One of my first acts as Agriculture Critic in 2014 was to attend and participate in the State and Rural Leaders (SARL) Summit in Oklahoma City, Oklahoma during the first week of January. Unfortunately my flight was cancelled. I was very disappointed I couldn’t be there, but I’ve been invited back next year.
SARL brings together legislators from states and provinces throughout North America to attend some or part of the Summit. I’d planned to attend a session called “Farm to School, Prison and Beyond” which dealt with the issue of localizing food production and distribution, and was presented by Julie Vanneste who works as the Sustainability Coordinator for the State of Washington’s Department of Corrections. Other sessions dealt with legislation around invasive species, the governance of water, responses to severe weather, and issues facing first responders in rural areas. For more information about the sessions, and to read the summaries of the presentations, see: http://www.agandruralleaders.org/LAC/2014/2014_LAC_Agenda.shtml
In January I attended the annual BC Agriculture Council banquet for the first time and had the pleasure of sitting at a table with the BC Association of Famers Markets. We heard from the Minister of Lands, Steve Thomson, who brought greetings from Minister of Agriculture Pat Pimm, who is recovering from cancer surgery, then from the 4H Club (Head, Heart, Hands and Health), which was celebrating its 100th anniversary; from Lydia Ryall, operator of Cropthorne Farms in Delta and winner of the BC/Yukon Outstanding Young Farmer Award; and of course, from Her Honour the Lieutenant Governor, rancher Judith Guichon.

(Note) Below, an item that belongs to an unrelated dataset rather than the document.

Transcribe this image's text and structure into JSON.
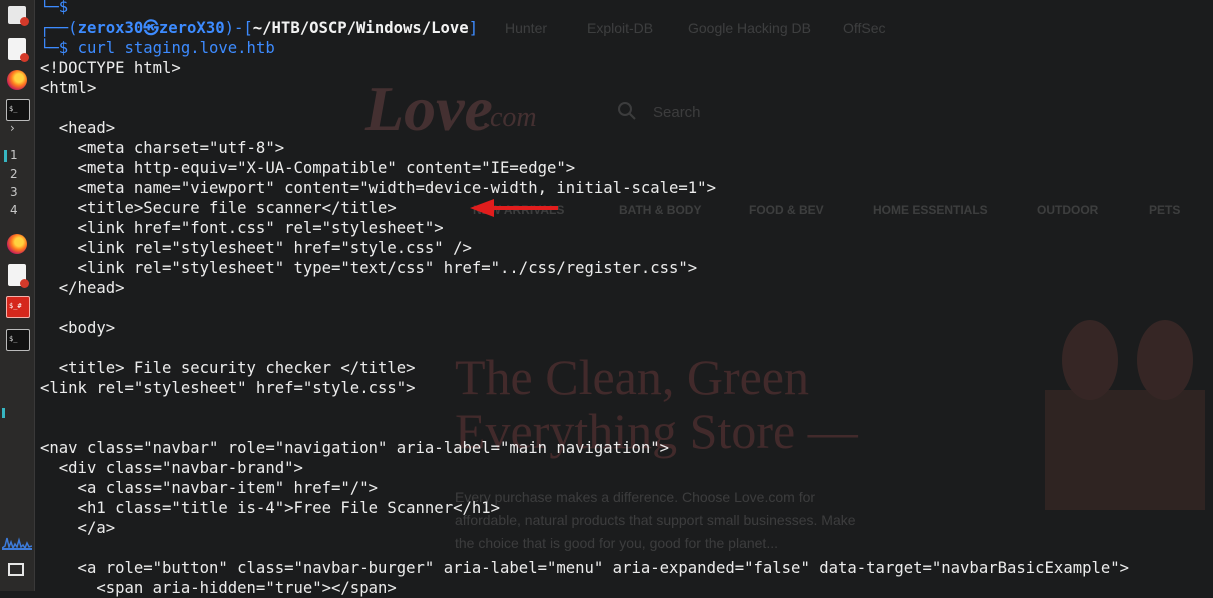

While the hearings into the Site C dam were taking place I took the opportunity to visit Fort St. John. Such an important decision with the Provincial interest at stake, I was disappointed and perturbed at the fact that hearings were only taking place in the north. The project has potentially huge implications on the cost of our power, the future of farmland, the importance of respecting First Nations’ heritage and traditional lands, and impact on wildlife, just to name a few areas of concern. The unabashed attitude of the current government towards the Agricultural Land Commission and Reserve makes many wonder if the playing field is being politically tilted towards oil and gas development to the detriment of preserving land for future generations’ agricultural needs.